Work item:
Across these entries, report how many lines include the string "JSON", with nothing but the number.

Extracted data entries
.....

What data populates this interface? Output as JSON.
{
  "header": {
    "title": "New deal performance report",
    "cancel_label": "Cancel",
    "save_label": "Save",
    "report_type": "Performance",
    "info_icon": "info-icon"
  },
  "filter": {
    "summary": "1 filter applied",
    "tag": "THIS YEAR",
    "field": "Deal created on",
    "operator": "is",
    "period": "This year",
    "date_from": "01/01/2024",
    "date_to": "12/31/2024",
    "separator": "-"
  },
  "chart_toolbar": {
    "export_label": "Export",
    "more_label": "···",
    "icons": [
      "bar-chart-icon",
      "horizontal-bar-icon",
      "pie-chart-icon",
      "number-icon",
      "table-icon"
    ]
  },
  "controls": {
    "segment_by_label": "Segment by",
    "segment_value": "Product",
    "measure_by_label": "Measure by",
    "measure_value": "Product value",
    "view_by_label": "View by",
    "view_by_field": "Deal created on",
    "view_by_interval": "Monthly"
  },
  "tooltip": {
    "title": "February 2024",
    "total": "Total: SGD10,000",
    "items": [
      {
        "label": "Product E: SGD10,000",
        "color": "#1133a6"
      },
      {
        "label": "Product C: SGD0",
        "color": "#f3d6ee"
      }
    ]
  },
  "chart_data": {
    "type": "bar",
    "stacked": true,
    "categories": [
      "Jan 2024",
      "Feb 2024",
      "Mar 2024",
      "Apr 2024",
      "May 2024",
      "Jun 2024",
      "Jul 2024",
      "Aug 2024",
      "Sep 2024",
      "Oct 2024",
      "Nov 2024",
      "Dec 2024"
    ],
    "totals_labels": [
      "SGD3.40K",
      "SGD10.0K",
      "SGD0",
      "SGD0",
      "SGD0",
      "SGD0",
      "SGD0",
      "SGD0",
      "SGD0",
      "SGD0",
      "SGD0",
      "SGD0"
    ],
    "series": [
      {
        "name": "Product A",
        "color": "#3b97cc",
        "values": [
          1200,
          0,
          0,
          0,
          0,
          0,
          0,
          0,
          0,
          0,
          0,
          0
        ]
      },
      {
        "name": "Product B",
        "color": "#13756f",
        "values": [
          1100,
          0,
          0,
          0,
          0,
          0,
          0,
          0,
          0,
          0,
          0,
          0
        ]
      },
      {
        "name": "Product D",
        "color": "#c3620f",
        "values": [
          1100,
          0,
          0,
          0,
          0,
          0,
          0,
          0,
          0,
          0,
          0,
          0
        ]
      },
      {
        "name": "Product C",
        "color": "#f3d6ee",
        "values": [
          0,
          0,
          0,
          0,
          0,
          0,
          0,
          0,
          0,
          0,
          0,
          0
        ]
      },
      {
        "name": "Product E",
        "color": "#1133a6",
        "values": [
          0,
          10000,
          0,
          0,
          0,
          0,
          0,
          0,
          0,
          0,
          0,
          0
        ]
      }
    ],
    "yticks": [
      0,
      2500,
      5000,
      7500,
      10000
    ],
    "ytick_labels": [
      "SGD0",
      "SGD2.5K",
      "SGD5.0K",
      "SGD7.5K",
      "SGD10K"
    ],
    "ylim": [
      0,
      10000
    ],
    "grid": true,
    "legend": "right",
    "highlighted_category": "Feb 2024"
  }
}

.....

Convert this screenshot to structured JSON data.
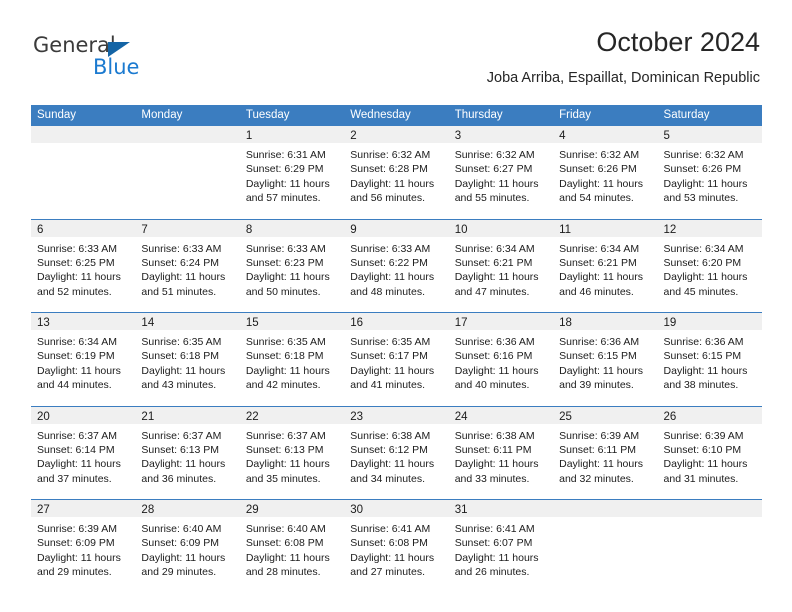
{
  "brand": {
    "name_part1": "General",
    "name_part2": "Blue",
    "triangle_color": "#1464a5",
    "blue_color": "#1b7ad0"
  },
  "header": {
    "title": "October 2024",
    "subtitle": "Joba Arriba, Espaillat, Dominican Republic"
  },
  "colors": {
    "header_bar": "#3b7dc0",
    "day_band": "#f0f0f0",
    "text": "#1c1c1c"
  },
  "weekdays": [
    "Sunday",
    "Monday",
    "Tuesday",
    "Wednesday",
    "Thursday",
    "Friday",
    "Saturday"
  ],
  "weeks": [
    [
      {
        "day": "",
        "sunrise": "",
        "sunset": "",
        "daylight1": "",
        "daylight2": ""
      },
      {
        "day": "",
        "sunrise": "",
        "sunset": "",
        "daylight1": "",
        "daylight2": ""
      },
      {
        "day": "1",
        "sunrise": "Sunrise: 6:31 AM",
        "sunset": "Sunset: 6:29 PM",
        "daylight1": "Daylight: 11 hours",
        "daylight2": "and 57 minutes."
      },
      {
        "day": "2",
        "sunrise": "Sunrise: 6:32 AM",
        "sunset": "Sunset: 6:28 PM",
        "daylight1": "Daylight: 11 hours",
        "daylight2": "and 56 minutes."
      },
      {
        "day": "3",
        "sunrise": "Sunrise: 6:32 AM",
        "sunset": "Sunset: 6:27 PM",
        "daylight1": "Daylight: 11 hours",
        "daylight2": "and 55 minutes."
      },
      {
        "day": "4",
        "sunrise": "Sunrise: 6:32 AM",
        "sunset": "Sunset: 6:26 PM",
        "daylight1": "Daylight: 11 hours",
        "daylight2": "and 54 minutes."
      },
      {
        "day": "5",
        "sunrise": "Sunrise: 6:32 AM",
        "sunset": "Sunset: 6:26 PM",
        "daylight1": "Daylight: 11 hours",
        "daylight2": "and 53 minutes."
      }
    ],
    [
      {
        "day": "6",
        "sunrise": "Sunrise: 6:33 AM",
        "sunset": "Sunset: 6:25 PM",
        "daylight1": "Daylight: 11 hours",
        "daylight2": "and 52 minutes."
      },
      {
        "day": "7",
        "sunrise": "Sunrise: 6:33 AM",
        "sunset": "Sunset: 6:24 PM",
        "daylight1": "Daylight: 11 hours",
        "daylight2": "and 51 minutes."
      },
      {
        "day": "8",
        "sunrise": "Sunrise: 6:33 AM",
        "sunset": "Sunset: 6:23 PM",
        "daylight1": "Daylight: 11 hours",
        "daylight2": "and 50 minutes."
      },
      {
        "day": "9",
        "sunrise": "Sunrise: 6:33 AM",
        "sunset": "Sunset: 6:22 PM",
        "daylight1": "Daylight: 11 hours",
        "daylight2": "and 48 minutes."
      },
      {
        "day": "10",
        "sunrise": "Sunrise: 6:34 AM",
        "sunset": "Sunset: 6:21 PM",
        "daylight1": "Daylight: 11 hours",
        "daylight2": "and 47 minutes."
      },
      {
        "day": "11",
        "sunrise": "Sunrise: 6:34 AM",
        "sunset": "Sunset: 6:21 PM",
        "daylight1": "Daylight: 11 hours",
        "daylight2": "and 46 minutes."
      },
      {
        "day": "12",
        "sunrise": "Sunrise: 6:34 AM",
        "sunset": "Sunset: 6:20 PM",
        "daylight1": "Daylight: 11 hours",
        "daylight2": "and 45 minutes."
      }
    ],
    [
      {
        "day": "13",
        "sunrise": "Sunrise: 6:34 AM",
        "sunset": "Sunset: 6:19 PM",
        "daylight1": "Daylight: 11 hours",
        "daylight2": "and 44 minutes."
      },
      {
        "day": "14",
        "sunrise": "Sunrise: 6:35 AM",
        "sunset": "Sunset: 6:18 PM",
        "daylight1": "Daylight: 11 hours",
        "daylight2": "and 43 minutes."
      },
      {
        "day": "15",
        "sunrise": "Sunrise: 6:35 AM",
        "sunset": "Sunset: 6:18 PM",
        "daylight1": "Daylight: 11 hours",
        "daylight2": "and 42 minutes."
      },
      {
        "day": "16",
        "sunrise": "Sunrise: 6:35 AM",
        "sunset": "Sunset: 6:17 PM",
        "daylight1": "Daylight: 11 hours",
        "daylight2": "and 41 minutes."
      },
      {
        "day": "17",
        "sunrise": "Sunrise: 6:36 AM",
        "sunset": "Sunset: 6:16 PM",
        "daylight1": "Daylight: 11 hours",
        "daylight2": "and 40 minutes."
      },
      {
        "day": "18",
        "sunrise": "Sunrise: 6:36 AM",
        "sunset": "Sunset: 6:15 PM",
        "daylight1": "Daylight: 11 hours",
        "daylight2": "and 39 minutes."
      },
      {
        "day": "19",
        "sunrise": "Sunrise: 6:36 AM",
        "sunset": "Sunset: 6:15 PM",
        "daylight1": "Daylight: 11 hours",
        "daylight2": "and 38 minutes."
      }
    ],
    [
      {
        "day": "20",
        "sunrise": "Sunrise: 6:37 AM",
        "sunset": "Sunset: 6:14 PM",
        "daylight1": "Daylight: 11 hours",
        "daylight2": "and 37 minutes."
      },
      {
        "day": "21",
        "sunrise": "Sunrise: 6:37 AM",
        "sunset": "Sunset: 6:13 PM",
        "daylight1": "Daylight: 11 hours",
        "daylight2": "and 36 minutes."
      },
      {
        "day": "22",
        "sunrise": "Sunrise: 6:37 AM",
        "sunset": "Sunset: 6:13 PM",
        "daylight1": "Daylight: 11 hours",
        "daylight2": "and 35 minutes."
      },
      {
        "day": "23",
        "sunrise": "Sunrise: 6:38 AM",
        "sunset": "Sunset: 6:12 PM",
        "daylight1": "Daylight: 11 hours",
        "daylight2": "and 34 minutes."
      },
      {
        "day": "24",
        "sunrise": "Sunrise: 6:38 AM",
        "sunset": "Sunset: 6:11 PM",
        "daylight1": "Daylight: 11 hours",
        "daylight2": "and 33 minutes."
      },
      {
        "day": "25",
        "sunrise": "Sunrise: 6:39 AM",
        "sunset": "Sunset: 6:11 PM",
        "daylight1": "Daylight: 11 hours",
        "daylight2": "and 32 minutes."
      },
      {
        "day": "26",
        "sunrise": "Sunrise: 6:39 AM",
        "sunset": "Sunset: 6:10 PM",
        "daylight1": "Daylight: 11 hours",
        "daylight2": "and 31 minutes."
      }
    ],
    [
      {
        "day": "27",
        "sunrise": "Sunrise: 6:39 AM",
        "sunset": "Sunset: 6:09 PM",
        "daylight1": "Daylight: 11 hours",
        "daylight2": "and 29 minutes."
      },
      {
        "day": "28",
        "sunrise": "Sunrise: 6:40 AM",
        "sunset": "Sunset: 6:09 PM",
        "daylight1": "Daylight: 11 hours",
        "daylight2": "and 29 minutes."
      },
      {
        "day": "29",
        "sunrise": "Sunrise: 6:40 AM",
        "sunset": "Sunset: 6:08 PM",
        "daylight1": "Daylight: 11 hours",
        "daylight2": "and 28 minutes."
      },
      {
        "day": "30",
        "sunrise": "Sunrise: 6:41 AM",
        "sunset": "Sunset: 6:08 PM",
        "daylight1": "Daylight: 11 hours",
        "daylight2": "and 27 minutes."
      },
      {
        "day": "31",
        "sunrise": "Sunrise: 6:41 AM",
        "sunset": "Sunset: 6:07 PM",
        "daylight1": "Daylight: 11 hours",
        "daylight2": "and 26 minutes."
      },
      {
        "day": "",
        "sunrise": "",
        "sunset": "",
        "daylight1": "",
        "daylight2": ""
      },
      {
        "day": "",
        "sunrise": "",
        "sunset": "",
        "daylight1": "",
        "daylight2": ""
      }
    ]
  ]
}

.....

Exercise answer:
2